By Kyle Aristophere T. Atienza, Reporter
PRESIDENT Ferdinand R. Marcos, Jr. should fulfill his campaign promise to modernize the Philippines’ maritime industry, which could be a game changer in the country’s post-pandemic recovery, economists said.
Developing the maritime sector should be in line with the global push for sustainability and the demands of the country’s ocean-based economy, they added.
“Shipping is an important item in transaction costs for a country with an archipelagic feature, and it plays an important role in the cost-effective distribution of final goods,” said George N. Manzano, an economist at the University of Asia and the Pacific.
“Agricultural produce could easily be shipped from regions with low prices to regions where prices are spiking,” he added.
Mr. Marcos had promised to develop the maritime sector by making the Philippines a logistics hub and harnessing the country’s sea resources.
The maritime sector should be an important aspect of the president’s food security push, Mr. Manzano said in a Facebook Messenger chat.
Efficient shipping could cut the costs of agricultural produce and stabilize the prices of basic goods across regions, while boosting the country’s export sector. “It would improve the load factor of containers coming into and going out of the country.”
The Organization for Economic Cooperation and Development has said 80-90% of global trade is shipped by sea.
“A large proportion of the output of the maritime industry contributes to the food sustainability thrusts of the administration,” Philip Arnold “Randy” P. Tuaño, dean of the Ateneo School of Government, said in an e-mail.
The Philippines was eighth among the top fish-producing nations in the world in terms of production volume in 2018, accounting for 2.06% of the global total, Mr. Tuaño said, citing the United Nations-backed Food and Agriculture Organization.
Mr. Marcos has yet to detail his plans for the maritime industry, having failed to mention it in his first address to Congress on July 25.
The Transportation department has told a congressional hearing the Budget department had rejected its 2023 plan to build more seaports and upgrade existing ones for P800 million.
Mr. Tuaño said the state should see the actual and potential economic and environmental gains from the maritime sector.
Tourism, food production, shipbuilding and offshore power generation are just some of the key activities in the maritime industry that can boost employment and the economy, policy analyst Michael Henry Ll. Yusingco said in an e-mail.
Developing the maritime industry should be in line with the demands of a blue or ocean economy, which Mr. Marcos included in his economic agenda during his presidential campaign, he pointed out.
“We have one of the longest coastlines in the world,” Mr. Yusingco said. “The seas surrounding us are undeniably economic assets. Sadly, these assets remain underdeveloped. Our maritime sector pales in comparison to other island nations such as Australia.”
He said the government should craft a maritime policy framework and not just focus on infrastructure development.
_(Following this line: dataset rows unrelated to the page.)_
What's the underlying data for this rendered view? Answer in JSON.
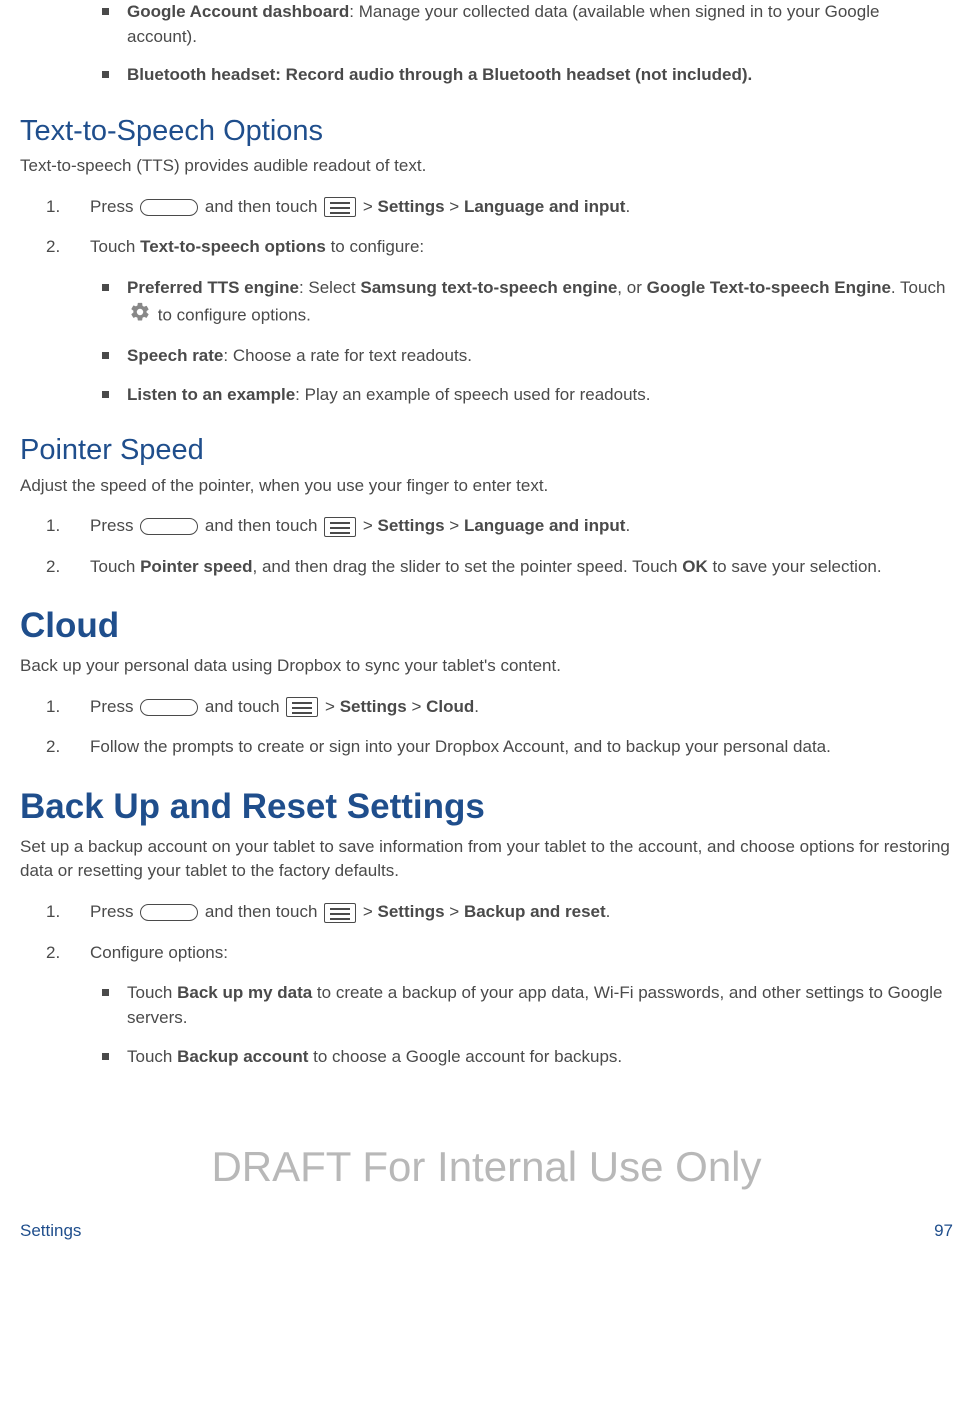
{
  "intro_bullets": [
    {
      "bold": "Google Account dashboard",
      "text": ": Manage your collected data (available when signed in to your Google account)."
    },
    {
      "bold": "Bluetooth headset: Record audio through a Bluetooth headset (not included).",
      "text": ""
    }
  ],
  "tts": {
    "heading": "Text-to-Speech Options",
    "intro": "Text-to-speech (TTS) provides audible readout of text.",
    "step1": {
      "press": "Press ",
      "mid": " and then touch ",
      "gt1": " > ",
      "settings": "Settings",
      "gt2": " > ",
      "lang": "Language and input",
      "dot": "."
    },
    "step2": {
      "pre": "Touch ",
      "bold": "Text-to-speech options",
      "post": " to configure:"
    },
    "sub": {
      "pref": {
        "b1": "Preferred TTS engine",
        "t1": ": Select ",
        "b2": "Samsung text-to-speech engine",
        "t2": ", or ",
        "b3": "Google Text-to-speech Engine",
        "t3": ". Touch ",
        "t4": " to configure options."
      },
      "rate": {
        "b": "Speech rate",
        "t": ": Choose a rate for text readouts."
      },
      "listen": {
        "b": "Listen to an example",
        "t": ": Play an example of speech used for readouts."
      }
    }
  },
  "pointer": {
    "heading": "Pointer Speed",
    "intro": "Adjust the speed of the pointer, when you use your finger to enter text.",
    "step1": {
      "press": "Press ",
      "mid": " and then touch ",
      "gt1": " > ",
      "settings": "Settings",
      "gt2": " > ",
      "lang": "Language and input",
      "dot": "."
    },
    "step2": {
      "pre": "Touch ",
      "b1": "Pointer speed",
      "mid": ", and then drag the slider to set the pointer speed. Touch ",
      "b2": "OK",
      "post": " to save your selection."
    }
  },
  "cloud": {
    "heading": "Cloud",
    "intro": "Back up your personal data using Dropbox to sync your tablet's content.",
    "step1": {
      "press": "Press ",
      "mid": " and touch ",
      "gt1": " > ",
      "settings": "Settings",
      "gt2": " > ",
      "cloud": "Cloud",
      "dot": "."
    },
    "step2": "Follow the prompts to create or sign into your Dropbox Account, and to backup your personal data."
  },
  "backup": {
    "heading": "Back Up and Reset Settings",
    "intro": "Set up a backup account on your tablet to save information from your tablet to the account, and choose options for restoring data or resetting your tablet to the factory defaults.",
    "step1": {
      "press": "Press ",
      "mid": " and then touch ",
      "gt1": " > ",
      "settings": "Settings",
      "gt2": " > ",
      "br": "Backup and reset",
      "dot": "."
    },
    "step2": "Configure options:",
    "sub": {
      "data": {
        "pre": "Touch ",
        "b": "Back up my data",
        "post": " to create a backup of your app data, Wi-Fi passwords, and other settings to Google servers."
      },
      "acct": {
        "pre": "Touch ",
        "b": "Backup account",
        "post": " to choose a Google account for backups."
      }
    }
  },
  "watermark": "DRAFT For Internal Use Only",
  "footer": {
    "left": "Settings",
    "right": "97"
  },
  "numbers": {
    "n1": "1.",
    "n2": "2."
  }
}
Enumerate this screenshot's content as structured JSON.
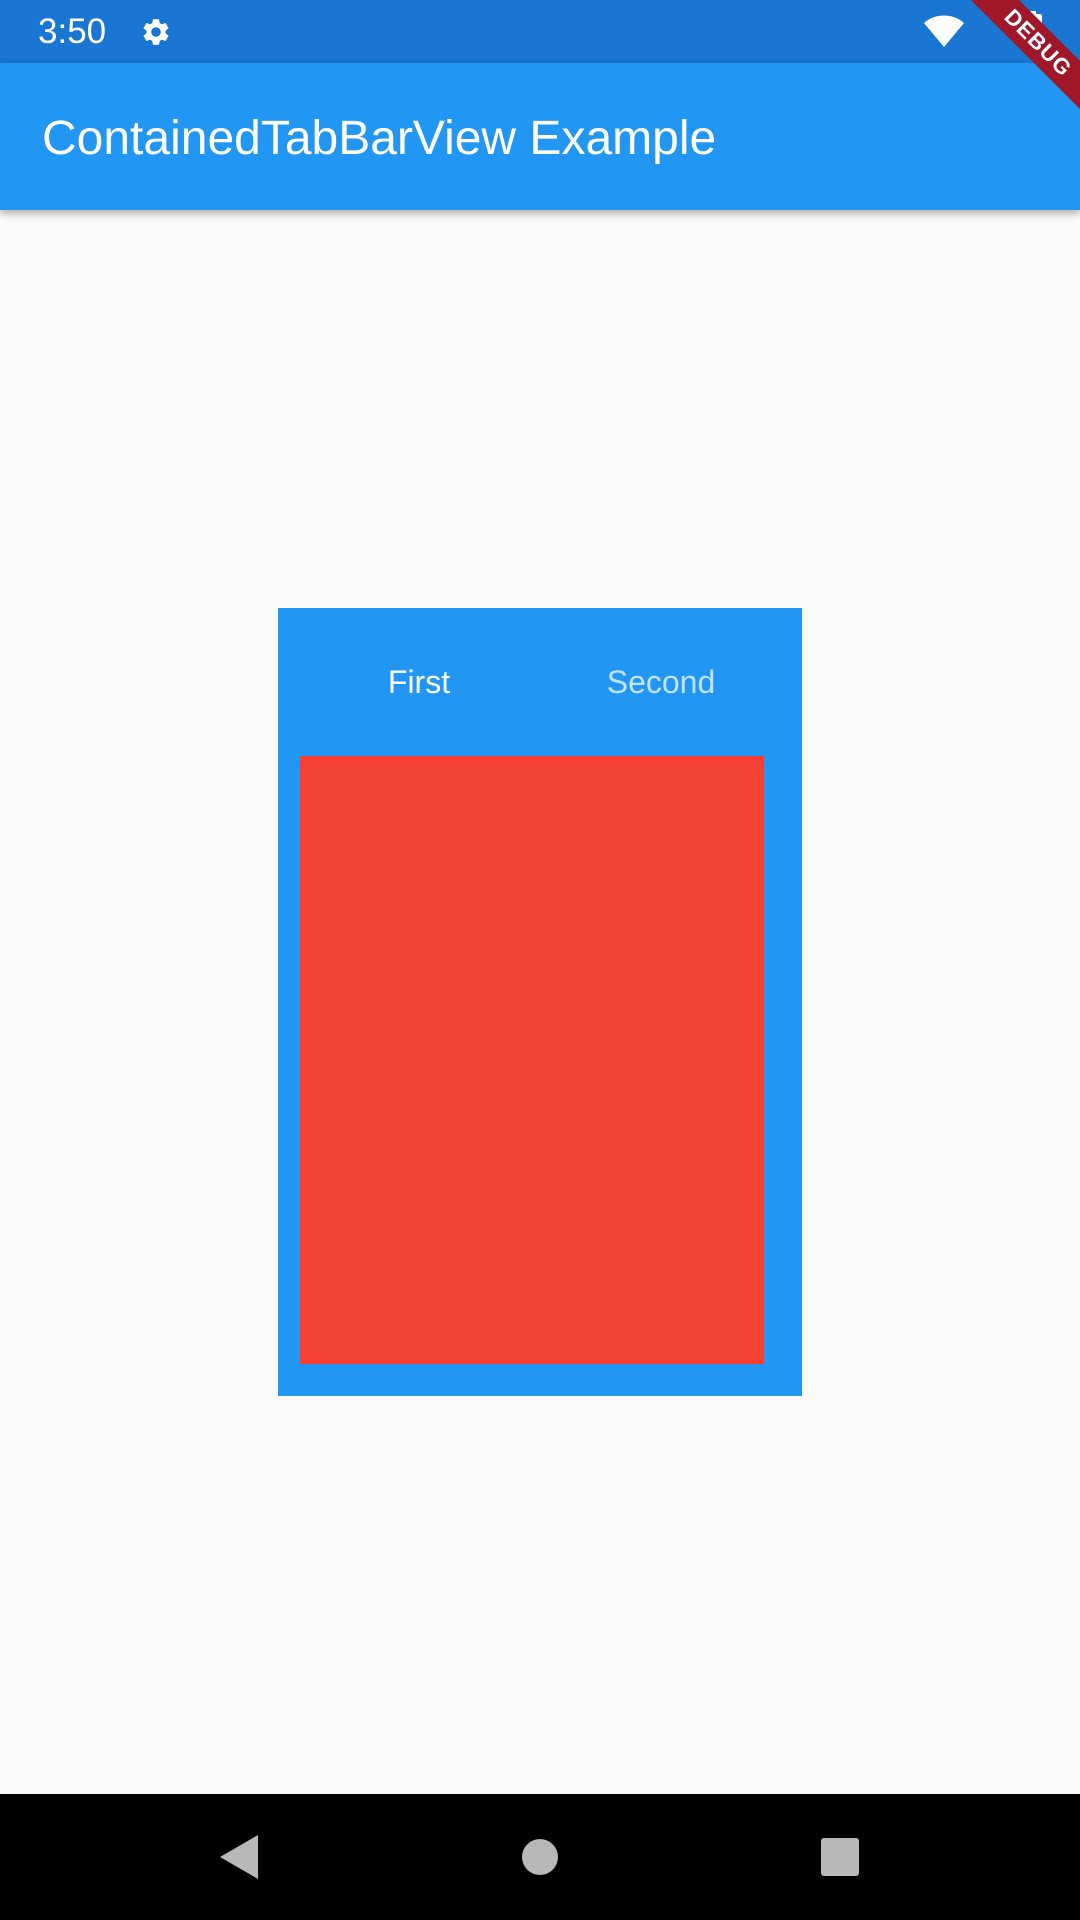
{
  "status_bar": {
    "time": "3:50",
    "icons": [
      "gear-icon",
      "wifi-icon",
      "battery-icon"
    ]
  },
  "app_bar": {
    "title": "ContainedTabBarView Example"
  },
  "debug_banner": {
    "label": "DEBUG"
  },
  "tabs": [
    {
      "label": "First",
      "selected": true
    },
    {
      "label": "Second",
      "selected": false
    }
  ],
  "tab_view": {
    "color": "#f44336"
  },
  "colors": {
    "primary": "#2196f3",
    "primary_dark": "#1976d2",
    "tab_view_red": "#f44336",
    "background": "#fafafa"
  },
  "nav_bar": {
    "buttons": [
      "back-icon",
      "home-icon",
      "recents-icon"
    ]
  }
}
“Simply improving ports may not be enough if there is no overarching maritime policy framework being followed,” he said. “In this regard, the administration should consider organizing a blue economy summit to jumpstart the process.”
Experts have cited challenges in seeking to modernize the maritime sector and make it resilient to future shocks.
Reducing the carbon emissions of the shipping sector and stricter environmental regulations were among the top concerns of senior maritime stakeholders around the world, according to a report by Global Maritime Issues Monitor this month.
Geopolitical issues and workforce shortages were also cited as key issues likely to affect the sector in the next 10 years, it added. “The industry feels least prepared for autonomy technology and failure or shortfall in infrastructure.”
Mr. Tuaño said the Philippine maritime industry is notorious for high shipping costs, low service quality, and a poor safety record based on frequent sea accidents.
The government must also address issues hounding the country’s maritime workforce, he said. “Strategies to strengthen and upgrade the quality of education and training of seafarers through policy and institutional reform are also important.”
The European Commission in December cited deficiencies in the Philippines’ seafarer education, training and certification system, flagging the country’s poor compliance with a 1970s convention.
The government should review maritime laws to streamline systems and address potential conflicts of interest, Mr. Manzano said.
It should participate in cooperation agreements in the region on fisheries, sea transport and security, he added.
Creating a robust workforce, streamlining the bureaucracy, marine resource conservation, security and identifying the links between agriculture productivity and marine development are some of the issues that stakeholders should discuss, Mr. Yusingco said.
“It’s a boon that there is already a wealth of academic and industry studies on the blue economy,” he said. “This administration simply needs to capitalize on this moment to fulfill the president’s promise.”